Facing criticism from city council on many issues, New Orleans RTA touts new plans, like shuttle service to airport _lowres

ADVOCATE FILE PHOTO -- New Orleans Regional Transit Authority bus shown in September 2005.

Facing criticism about spotty bus service, New Orleans Regional Transit Authority officials said Monday that they hope to add 24-hour service on more major routes next year and begin regular service to Louis Armstrong International Airport.

The agency is expecting revenue of $98.3 million in 2016, up about 3 percent from this year. That’s largely thanks to more sales tax revenue as well as passenger fees. The RTA expects to end the year with a surplus of $3.6 million.

“We want 24-hour service on some of the main routes like Broad Street,” said Salvador Longoria, the RTA board chairman. “We want workers to get to downtown faster and easier than they can get there now.”

Justin Augustine, the RTA’s general manager, said he also wants to create an express route from downtown to the airport, but his board has yet to approve that plan.

Proposed enhancements aside, council members seized on an opportunity to question the RTA’s leadership about complaints they’ve been getting over long wait times and a perception that the city’s quaint streetcars are being prioritized over the more widely used buses.

Last year, the advocacy group Ride New Orleans issued a scathing report concluding that upgrades in public transit haven’t kept pace with the city’s growth since Hurricane Katrina and that some neighborhoods have fared worse than others.

“I have a lot of people in the Lower 9th Ward who work in the Central Business District who need to get to work,” Councilman James Gray said.

Augustine said that while residents want bus service at pre-Katrina levels, the existing ridership won’t support it.

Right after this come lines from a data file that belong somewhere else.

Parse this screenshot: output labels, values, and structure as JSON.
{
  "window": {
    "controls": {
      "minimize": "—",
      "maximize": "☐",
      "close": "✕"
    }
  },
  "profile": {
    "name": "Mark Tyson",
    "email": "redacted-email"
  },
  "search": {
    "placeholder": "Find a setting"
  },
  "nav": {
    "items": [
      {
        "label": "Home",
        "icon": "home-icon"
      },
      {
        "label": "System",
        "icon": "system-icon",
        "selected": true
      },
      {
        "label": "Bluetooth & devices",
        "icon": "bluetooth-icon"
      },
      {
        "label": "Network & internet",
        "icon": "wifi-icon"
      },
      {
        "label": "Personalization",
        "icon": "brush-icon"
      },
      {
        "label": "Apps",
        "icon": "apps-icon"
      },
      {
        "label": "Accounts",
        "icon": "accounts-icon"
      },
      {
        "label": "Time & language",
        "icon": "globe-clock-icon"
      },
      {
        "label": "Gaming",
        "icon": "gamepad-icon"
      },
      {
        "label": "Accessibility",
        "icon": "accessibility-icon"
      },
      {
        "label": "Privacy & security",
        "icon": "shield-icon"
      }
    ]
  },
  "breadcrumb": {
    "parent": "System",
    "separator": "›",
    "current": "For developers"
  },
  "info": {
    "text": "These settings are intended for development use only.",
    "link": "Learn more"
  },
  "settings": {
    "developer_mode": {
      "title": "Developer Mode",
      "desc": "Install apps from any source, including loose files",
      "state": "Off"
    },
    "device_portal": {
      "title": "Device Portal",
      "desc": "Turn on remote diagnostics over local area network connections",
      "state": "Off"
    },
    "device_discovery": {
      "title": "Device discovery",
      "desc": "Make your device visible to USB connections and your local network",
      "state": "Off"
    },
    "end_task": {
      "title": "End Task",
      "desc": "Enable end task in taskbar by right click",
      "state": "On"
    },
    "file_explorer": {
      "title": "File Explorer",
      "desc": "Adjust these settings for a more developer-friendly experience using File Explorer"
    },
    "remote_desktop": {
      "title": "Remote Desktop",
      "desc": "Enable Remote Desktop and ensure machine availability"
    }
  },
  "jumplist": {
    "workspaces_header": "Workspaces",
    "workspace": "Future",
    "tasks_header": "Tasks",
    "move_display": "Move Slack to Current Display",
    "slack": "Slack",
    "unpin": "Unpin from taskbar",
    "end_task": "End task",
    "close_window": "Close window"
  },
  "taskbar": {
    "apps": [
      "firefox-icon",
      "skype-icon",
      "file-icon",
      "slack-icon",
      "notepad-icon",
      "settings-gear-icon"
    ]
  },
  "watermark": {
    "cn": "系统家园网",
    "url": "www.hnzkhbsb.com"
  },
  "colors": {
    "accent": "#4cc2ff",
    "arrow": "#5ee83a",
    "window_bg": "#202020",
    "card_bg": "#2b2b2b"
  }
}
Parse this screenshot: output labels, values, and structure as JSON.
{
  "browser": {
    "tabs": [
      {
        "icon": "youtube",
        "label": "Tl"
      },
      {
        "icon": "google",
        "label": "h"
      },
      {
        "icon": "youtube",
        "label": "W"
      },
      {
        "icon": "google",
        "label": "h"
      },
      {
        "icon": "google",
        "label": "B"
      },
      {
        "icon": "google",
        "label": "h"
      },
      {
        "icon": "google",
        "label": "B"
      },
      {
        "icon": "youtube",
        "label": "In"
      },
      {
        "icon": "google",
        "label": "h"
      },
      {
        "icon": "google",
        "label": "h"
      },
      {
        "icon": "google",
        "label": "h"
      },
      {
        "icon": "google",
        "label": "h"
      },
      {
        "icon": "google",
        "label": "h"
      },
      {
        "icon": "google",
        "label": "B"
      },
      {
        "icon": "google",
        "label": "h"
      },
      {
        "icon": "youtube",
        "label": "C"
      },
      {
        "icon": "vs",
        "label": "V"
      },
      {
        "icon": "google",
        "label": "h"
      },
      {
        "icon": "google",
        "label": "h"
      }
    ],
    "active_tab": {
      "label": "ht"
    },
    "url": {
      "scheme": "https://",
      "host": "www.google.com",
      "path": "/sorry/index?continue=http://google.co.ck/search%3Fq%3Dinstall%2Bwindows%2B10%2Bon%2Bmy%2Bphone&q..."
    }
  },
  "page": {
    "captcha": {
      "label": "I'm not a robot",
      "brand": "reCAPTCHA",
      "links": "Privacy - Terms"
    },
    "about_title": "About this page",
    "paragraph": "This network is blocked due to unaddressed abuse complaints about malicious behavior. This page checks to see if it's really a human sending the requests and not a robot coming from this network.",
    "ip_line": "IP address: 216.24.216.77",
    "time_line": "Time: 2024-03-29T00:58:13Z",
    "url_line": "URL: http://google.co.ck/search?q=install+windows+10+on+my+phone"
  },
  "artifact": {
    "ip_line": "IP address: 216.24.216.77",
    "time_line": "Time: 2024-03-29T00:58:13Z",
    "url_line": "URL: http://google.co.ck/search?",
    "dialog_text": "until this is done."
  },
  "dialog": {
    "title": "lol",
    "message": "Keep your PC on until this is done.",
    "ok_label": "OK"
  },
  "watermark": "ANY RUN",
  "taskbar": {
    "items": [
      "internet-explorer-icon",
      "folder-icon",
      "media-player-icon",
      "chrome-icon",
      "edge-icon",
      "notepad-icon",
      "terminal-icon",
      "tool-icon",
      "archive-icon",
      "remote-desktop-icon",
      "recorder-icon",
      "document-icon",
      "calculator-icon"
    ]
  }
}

“As the population re-establishes itself, then the services will be out there,” he said.

Council members did not relent. More people are using streetcars instead of buses simply because that’s what the RTA is providing, Councilwoman Susan Guidry said. Riders often must transfer from buses to streetcars because of the way the system is set up, she said.

Councilwoman Stacy Head called decreased ridership a case of “the chicken and the egg.” If the city adds more buses in Hollygrove, the population there will grow, she said.

Augustine and Longoria said the RTA is working on a master plan to identify and address needs.

Follow Jessica Williams on Twitter, @jwilliamsNOLA.